Prospective users, however, will weight the cost of learning/remembering a new thing, and changing the way they browse, versus the benefit of "now it's slightly easier to recall things that I've browsed before."
Imagine you saw some crazy weird looking mouse at the store. If you bought it, it'd feel weird at first, but it's pretty much guaranteed to be an awesomer mouse. However, your current mouse works fine. Would you buy this new mouse?
Probably not. It's easier to not switch, even if it would be beneficial to do so.
In terms of improving your conversation rate: If you are requiring people to create an account to try historious, you should immediately get rid of that. Let them try it with as low barrier to entry as possible, and hopefully get them hooked.
Regarding your switching point, I'd definitely switch (and, so would anyone who uses vi/emacs (maybe I should market to them)), but I realise I'm not my target market, and that your point applies to that very much indeed. This just means that I have to make every aspect of historious easy to get into, though (fully-functional demo, easy account creation, extensions for all browsers), as I'll never quit :P
On an unrelated note, I just took a look at moreofit, and I'm very surprised by how accurate it is, so props for that!
I don't see any reason to require a user to create an account to start using Historious. Just create a unique hash (user id) in the bookmarklet, and have that hash be sent along with any "historify" requests.
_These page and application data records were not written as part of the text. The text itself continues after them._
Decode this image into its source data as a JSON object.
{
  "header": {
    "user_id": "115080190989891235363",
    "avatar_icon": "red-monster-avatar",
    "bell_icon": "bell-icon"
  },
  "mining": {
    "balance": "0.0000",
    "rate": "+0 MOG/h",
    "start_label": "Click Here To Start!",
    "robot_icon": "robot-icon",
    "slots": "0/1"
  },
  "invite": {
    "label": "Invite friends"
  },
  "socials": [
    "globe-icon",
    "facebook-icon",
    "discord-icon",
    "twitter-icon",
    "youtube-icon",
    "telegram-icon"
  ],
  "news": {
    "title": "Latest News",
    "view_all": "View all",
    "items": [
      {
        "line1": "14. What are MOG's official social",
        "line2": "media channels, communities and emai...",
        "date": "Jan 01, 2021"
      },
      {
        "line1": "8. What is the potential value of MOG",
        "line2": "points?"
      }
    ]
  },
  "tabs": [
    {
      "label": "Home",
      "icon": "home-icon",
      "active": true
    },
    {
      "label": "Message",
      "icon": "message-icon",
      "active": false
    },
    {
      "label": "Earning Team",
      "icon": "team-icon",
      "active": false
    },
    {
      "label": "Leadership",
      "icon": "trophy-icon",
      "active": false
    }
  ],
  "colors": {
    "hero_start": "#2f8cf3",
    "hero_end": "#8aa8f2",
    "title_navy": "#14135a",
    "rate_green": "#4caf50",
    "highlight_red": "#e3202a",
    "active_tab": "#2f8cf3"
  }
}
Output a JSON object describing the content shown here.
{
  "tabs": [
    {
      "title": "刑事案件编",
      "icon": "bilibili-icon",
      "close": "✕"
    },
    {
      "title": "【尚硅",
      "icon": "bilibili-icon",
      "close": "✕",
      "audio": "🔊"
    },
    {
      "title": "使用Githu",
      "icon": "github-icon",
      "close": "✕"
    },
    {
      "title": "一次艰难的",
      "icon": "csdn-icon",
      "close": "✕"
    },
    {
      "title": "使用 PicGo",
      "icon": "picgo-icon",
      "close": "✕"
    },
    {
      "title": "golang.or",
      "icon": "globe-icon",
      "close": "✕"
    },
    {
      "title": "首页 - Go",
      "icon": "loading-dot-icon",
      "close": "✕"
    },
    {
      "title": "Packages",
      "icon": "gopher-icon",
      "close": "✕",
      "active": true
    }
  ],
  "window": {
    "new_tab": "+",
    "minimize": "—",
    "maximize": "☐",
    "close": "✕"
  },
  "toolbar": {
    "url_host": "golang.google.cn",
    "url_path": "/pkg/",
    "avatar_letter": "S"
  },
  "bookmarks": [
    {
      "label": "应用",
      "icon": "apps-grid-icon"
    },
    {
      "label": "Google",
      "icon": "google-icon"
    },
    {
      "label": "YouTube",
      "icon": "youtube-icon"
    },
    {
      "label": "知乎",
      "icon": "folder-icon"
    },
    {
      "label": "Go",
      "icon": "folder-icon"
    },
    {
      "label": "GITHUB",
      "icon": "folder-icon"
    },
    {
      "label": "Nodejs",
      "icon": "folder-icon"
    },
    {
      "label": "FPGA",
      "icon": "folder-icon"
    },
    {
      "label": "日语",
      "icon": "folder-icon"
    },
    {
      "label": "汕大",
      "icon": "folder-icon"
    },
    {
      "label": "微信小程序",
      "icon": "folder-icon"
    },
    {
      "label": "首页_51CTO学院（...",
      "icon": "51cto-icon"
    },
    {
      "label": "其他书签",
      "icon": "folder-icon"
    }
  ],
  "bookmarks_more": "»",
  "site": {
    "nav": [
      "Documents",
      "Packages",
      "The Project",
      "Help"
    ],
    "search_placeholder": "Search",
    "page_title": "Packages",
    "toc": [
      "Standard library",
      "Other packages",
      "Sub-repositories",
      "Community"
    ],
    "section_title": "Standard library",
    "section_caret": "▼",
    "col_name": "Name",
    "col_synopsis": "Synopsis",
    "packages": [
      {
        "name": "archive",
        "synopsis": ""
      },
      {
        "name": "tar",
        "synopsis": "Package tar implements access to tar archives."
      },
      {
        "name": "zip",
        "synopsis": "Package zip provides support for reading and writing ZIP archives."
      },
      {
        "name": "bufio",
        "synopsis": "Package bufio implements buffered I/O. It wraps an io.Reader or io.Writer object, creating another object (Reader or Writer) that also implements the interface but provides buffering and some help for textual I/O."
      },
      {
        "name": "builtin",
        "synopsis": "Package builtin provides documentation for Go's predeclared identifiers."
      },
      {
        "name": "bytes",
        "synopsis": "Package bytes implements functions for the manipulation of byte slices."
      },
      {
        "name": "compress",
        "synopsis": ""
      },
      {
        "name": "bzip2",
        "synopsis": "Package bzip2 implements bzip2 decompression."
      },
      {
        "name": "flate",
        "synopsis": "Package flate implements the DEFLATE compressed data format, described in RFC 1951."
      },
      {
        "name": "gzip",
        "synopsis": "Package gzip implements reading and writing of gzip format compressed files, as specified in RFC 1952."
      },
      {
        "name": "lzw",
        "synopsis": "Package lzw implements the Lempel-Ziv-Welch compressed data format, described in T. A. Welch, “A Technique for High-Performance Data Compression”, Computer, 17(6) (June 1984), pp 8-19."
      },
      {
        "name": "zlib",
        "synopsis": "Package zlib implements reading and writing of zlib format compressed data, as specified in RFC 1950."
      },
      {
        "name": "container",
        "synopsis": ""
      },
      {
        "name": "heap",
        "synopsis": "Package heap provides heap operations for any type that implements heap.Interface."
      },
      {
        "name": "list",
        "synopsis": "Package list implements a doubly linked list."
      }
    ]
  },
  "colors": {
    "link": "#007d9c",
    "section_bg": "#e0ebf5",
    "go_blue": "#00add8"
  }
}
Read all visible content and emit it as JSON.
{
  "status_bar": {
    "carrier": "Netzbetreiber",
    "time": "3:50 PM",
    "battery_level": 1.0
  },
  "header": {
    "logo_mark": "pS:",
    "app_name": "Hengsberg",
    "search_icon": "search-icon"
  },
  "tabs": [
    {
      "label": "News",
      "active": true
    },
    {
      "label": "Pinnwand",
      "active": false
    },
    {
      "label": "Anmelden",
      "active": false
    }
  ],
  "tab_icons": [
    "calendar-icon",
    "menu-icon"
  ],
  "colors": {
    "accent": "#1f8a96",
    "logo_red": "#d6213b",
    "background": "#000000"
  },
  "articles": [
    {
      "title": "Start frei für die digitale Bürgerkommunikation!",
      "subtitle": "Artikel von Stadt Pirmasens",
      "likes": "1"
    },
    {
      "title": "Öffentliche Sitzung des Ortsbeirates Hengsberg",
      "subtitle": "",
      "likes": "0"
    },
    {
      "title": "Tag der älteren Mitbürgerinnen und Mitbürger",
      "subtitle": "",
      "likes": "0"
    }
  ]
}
Perhaps once 30 days are nearing, or they are filling up their free account, you could remind them that they should upgrade to pro, or at at least create an account.
Hope that helps.